# WORK REQUEST
Please report how many lines of the following entries hold the word "icon", giving the number alone.

# RAW DATA
########################################
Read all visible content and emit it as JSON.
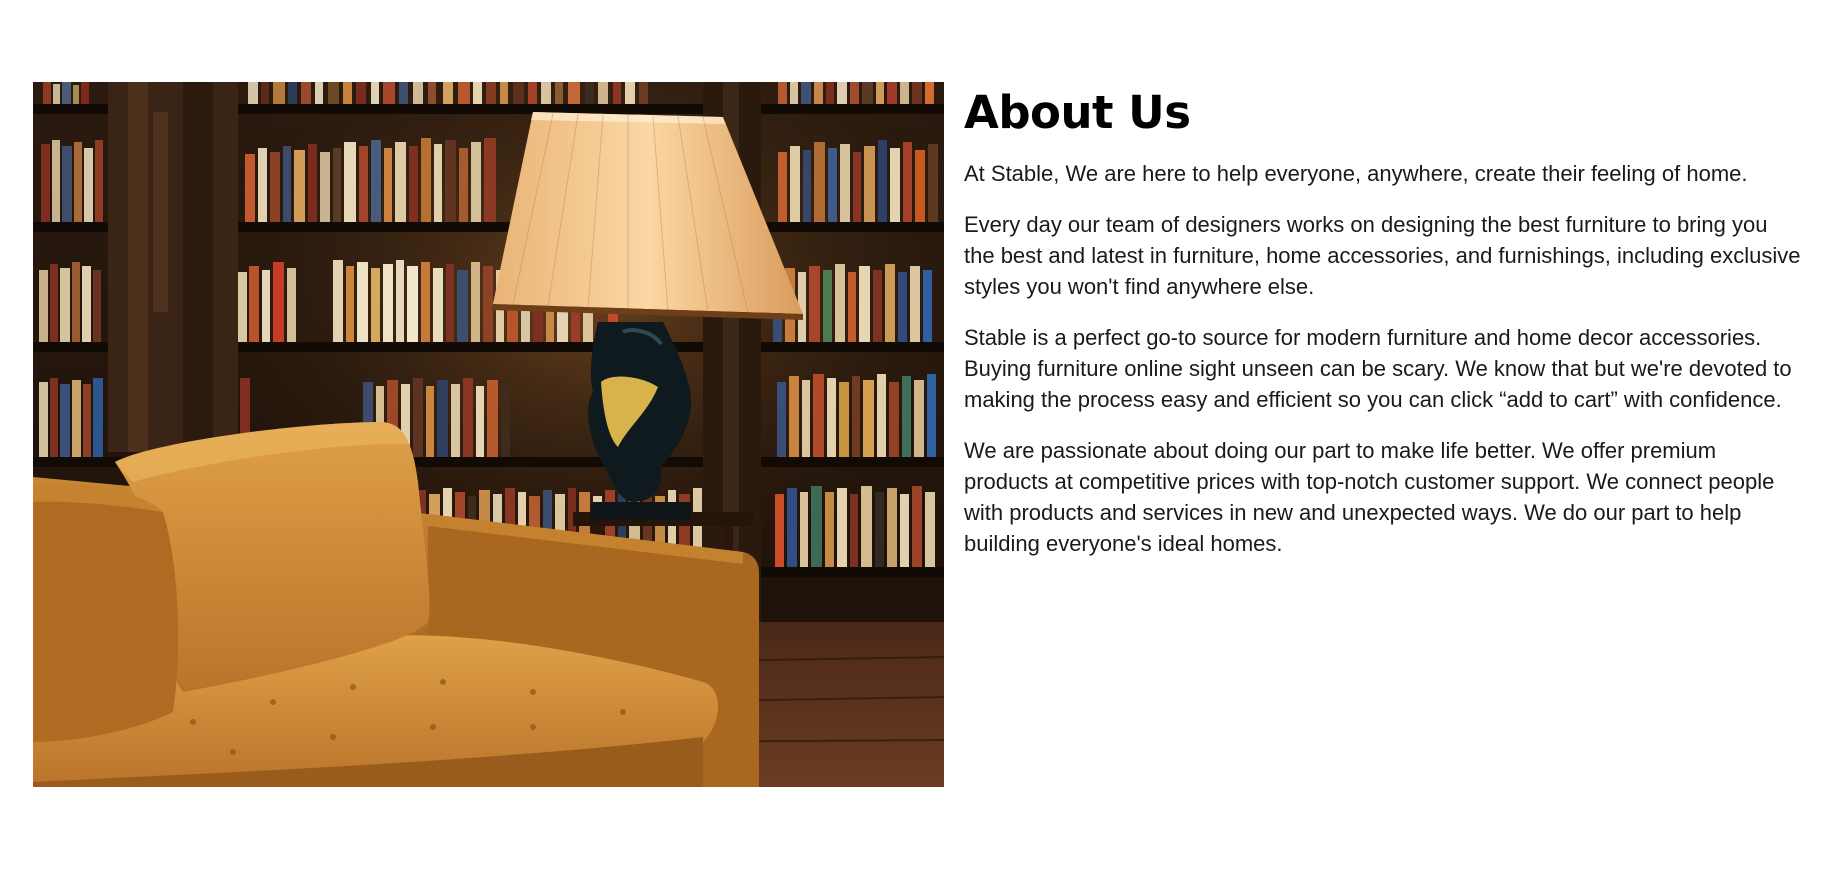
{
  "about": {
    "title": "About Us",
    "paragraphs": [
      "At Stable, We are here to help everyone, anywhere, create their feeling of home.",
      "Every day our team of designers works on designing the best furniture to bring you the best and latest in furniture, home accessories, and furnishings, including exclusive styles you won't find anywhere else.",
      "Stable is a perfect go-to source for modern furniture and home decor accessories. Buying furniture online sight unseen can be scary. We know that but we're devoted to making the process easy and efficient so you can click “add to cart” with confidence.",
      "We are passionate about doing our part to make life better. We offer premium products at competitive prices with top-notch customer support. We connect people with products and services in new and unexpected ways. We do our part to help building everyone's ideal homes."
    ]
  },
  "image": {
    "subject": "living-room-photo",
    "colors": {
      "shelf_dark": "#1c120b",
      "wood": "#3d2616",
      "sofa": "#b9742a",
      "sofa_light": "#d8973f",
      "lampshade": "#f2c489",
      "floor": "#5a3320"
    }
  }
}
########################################
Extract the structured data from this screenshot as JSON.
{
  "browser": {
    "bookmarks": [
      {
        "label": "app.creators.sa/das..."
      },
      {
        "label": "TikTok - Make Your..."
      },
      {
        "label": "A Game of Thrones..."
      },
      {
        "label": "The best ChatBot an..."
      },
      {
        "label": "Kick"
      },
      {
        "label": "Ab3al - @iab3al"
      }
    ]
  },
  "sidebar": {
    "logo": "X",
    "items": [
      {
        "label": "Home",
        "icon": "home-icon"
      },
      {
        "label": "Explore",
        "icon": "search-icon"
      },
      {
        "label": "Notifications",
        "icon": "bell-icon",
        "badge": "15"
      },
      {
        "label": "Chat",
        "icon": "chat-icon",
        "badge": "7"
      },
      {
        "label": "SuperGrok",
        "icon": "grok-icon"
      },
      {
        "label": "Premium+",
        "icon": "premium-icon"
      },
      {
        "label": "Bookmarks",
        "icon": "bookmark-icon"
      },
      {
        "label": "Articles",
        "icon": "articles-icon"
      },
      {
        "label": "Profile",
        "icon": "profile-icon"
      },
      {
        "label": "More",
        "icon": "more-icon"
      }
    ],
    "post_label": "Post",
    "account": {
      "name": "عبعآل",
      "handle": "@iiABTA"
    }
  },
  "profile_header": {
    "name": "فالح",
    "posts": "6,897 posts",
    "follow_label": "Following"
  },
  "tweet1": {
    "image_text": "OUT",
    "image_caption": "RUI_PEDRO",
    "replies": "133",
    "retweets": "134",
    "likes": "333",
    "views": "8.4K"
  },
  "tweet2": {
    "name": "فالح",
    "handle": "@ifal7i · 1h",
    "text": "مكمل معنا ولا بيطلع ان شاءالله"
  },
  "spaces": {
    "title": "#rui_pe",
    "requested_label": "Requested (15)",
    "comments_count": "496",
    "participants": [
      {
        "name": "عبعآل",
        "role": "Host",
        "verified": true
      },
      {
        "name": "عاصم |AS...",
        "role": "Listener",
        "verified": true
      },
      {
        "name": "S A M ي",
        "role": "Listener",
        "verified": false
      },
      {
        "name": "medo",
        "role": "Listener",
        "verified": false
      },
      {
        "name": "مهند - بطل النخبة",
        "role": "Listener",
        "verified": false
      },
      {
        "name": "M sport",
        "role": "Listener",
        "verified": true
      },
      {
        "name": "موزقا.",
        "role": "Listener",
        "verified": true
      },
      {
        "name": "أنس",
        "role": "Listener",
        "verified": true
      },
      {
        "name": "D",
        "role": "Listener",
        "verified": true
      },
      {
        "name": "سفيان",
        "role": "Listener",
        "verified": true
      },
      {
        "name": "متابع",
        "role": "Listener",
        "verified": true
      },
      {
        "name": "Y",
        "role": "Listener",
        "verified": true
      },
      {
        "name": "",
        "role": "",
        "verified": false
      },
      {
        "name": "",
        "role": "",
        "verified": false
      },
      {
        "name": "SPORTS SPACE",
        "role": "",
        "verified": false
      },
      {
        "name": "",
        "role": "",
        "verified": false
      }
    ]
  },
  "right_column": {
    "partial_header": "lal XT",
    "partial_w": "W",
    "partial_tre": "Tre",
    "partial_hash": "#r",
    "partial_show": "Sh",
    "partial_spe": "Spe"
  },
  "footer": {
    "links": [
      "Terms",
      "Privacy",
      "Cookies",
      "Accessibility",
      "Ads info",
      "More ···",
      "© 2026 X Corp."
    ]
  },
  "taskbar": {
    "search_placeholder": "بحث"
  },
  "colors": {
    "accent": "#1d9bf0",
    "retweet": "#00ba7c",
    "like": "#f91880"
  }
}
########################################
# OUTPUT OF THE EXERCISE
10